"I think a lot of people looked at the first phase of the pandemic and made some kind of sense out of it... but the fact that it is still going on two years later, well, it’s very messy. Narratively, it’s harder to make sense of.”

The song “Watershed” is another high point in Mitchell’s career; poetic, moving, gorgeously arranged and produced. Lyrically, she imagined it in the style of a graduation speech and was at point worried about coming across as presumptuous. “There are a couple of lines in it that came to me, ‘The heaven you seek is not separate / From the heart that speaks when your cheeks are wet’, and I remember I had to write to my manager and ask, like, am I allowed to fucking say that? Is it great, or just so condescending?” Well, the lines stayed in, and when Mitchell was invited to her alma mater last spring as the 2021 commencement speaker, it was “Watershed” that she sang.

The song can be seen as a sort of bookend to “Brooklyn Bridge” in that both tracks are partly about being in transition, on the cusp of something huge. In “Brooklyn Bridge”, Mitchell is full of possibilities, open to them all. The journey’s just getting started. In “Watershed”, she’s older and wiser; the panorama in this song shows from where she’s come, not just the ways ahead. I suggest that the song is partly about contemplating life after Hadestown, life after the city. “That’s certainly a part of it,” she says. “It’s also about the fact that for most of our lives we’re in the woods, just putting one foot in front of the next and trying to keep up with our loved ones. Then, every once in a while, we get a vista of it all. That’s what I got coming back here in the first phase of the pandemic; for me it was a healing experience.”

Of course, Mitchell doesn’t downplay the fact that for many others the pandemic has been a uniquely destructive time.
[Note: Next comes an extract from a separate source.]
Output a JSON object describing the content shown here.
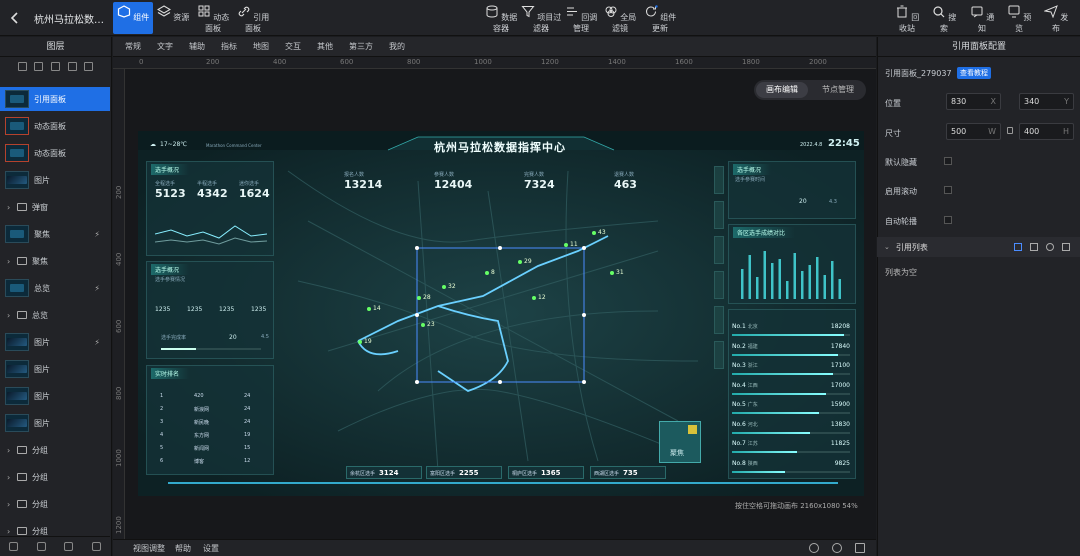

As much as she wrote “Watershed” for herself, she also wrote it for a friend whose marriage had imploded during lockdown. “I was thinking of him and how all those years of time and energy just went up in smoke. It made me think of this haiku (by 17th-century Japanese samurai-poet Mizuta Masahide) that goes “Since my house burned down / I now own a better view / of the rising moon”, and I wanted to write something for him that conveyed that same feeling of opportunity that can come in the wake of destruction.”

Like Eurydice in the underworld pining for the memory of flowers, Mitchell is keen to get back out on the road with her band. Already she’s had to push back some dates of her US tour with Bonny Light Horseman, which was due to start next week in California. "I think a lot of people, and maybe especially writers, looked at the first phase of the pandemic and made some kind of sense out of it. Whatever their experience was, they made it fit into the narrative of their life, tied a bow around it, and were like, okay, so we all learned something here,” says Mitchell. “But the fact that it is still going on two years later, well, it’s very messy. Narratively, it’s harder to make sense of.”

Whatever the year has in store, there’s more new music coming from Mitchell with a second Bonny Light Horseman album in the can and scheduled for autumn. As Mitchell explains, “This one is sort of meant to be in conversation with the first record, which was different levels of interpretation of traditional text, and some traditional music. I think the new songs could live in that world a bit too, but this time we co-wrote them. This time they’re all originals.”

Anaïs Mitchell is released on 28 January via BMG